After a moderately long pause from blogging, I am happy to report that I am sitting on a Boeing 737-800 on the way to Vienna, therefore, this can only mean one thing, and one thing only: a beloved airplane post! This time, however, I shall not be looking my lazy, grotesque self, as there is a moderately good looking girl sitting across the isle from me who I might talk to if I can musk up the courage to, but then again, it does indeed look impressive when you are writing a short essay on an iPad, although it may also look like I am a complete twat. Anyway, we shall see...

Moving on to the ambiguous title, as one always does. This post does indeed look like it has some deep meaning, and maybe some English teacher will deduce from writing style, similes, metaphors and tone that there is indeed one; however, I can inform you that there is no intended deep philosophical meaning, only a slightly mundane and irrelevant message, or so my mum would say!

At my school, we are lucky to have many high-profile speakers, like Gordon Ramsey or the chief environmental editor of the Guardian (notice the nice example of a contrast, English teachers!). Many of these speakers, apart from Gordon Ramsey, talk about something relating to their subject and then progress onto telling us how this, that and the other will be the greatest challenge to our generation. I believe the challenge count stands at about 10 now: world poverty, an economic crisis, water shortage, social unrest, the potential threat of war, energy shortage, global pollution, severe weather, the destruction of humanity and another damn Gordon Ramsey reality cooking show. Problem, no?

February 5, 2012

The Privatisation of Education

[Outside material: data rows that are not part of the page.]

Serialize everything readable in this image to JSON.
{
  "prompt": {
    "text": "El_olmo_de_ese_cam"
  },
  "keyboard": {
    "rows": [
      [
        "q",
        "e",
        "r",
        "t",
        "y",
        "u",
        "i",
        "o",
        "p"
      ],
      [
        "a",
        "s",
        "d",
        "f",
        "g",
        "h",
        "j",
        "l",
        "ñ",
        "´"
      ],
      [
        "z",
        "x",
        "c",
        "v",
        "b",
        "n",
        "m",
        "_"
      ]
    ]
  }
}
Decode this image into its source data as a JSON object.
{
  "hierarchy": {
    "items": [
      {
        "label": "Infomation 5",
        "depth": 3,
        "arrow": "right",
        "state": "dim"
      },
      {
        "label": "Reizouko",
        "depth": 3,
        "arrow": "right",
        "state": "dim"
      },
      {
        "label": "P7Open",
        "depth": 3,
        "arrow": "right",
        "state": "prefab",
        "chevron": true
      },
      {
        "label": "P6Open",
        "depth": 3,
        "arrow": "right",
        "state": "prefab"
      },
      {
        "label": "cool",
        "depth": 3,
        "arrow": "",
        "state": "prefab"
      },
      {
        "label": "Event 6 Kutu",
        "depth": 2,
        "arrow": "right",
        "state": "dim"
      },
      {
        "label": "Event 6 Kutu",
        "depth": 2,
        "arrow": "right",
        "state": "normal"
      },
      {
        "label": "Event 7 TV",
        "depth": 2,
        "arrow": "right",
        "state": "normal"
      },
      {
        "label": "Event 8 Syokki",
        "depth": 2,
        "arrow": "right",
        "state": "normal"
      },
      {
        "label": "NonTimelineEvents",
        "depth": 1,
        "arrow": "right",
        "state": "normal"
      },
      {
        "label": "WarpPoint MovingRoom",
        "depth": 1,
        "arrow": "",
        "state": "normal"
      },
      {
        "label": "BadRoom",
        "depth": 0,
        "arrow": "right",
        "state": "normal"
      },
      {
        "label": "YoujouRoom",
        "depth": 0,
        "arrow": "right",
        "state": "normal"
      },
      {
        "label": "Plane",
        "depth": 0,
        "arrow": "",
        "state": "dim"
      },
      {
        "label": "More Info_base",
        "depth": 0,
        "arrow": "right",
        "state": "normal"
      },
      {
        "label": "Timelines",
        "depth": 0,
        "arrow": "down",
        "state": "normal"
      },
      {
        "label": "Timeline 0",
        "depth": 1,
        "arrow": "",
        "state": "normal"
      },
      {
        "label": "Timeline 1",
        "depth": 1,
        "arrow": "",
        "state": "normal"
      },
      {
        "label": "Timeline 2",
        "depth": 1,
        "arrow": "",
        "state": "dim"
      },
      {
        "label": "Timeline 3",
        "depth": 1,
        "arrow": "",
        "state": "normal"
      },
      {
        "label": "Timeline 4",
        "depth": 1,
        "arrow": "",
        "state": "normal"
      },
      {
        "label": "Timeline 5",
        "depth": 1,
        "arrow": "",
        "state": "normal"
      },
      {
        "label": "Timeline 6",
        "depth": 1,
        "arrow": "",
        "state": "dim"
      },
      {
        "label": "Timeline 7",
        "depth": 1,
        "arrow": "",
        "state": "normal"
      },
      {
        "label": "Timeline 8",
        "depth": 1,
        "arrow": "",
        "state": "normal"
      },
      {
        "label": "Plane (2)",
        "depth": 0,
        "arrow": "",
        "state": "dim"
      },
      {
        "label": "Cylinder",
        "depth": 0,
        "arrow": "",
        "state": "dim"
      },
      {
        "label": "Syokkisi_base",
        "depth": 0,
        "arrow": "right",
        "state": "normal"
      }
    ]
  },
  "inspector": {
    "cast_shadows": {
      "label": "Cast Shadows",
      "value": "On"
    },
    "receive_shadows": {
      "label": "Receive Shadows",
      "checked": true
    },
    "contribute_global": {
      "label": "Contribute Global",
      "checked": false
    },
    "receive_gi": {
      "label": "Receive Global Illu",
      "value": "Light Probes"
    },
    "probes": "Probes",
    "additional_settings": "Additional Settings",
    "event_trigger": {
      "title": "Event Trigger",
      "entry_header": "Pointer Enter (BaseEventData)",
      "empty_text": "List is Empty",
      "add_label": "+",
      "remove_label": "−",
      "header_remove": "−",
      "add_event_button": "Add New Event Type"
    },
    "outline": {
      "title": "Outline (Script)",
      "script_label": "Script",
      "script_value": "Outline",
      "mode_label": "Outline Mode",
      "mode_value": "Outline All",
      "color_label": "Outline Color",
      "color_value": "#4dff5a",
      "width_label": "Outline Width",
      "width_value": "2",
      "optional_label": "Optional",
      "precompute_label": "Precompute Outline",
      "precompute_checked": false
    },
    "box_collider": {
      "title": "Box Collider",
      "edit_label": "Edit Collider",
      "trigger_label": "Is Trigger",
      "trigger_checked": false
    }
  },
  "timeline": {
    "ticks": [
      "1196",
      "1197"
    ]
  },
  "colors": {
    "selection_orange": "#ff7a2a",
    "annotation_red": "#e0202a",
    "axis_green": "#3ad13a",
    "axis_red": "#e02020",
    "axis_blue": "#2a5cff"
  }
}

What has hit me recently following the recent Apple announcement was the fact that everyone (well, almost) is proclaiming that the new iBooks textbook program will revolutionise education, considering the price of college textbooks to be around $200, and once establishments work a way around the $500 price tag of the iPad.

I can now say that it almost defiantly will, but there is a catch, a subtle, but one that no one has yet considered.

If the state system is not careful, education will become privatised. Who wants a nation-wide education system at the whims of a massive conglomerate or organisation? Should every student receive an iPad, Apple would control the distribution and presentation models without any input or limitations by the government.

Now, one might say this is a good idea. A lacking state education system being helped by Apple must be a good thing. It’s not though! While this program might increase test scores and class intake, Apple could easily mess everything up. Then what do you do? By new physical copies without your notes and spend multiple hundreds of dollars/pounds doing so? Well, you will have no other option, and in all likelihood, the same iPad version will not exsist physically, as the iBooks author EULA states that you may not sell your book for money outside iBooks.

So you are completely screwed, in the worse case scenario!

The relevant governmental authorities should have made an integrated system of their own that they could manage across the school districts. They missed their oportunity with physical textbooks, now already privatised, and they have just missed this opportunity.

I have no doubt that the iBooks program will be a success, being an Apple user myself, but how far are we willing to let a cooperation take complete control?

Update: I know that there were plenty of spelling mistakes initially! Hopefully they are all corrected. Just to add, this piece was written in a frenzy, should one wish to call it so, and is not my best work!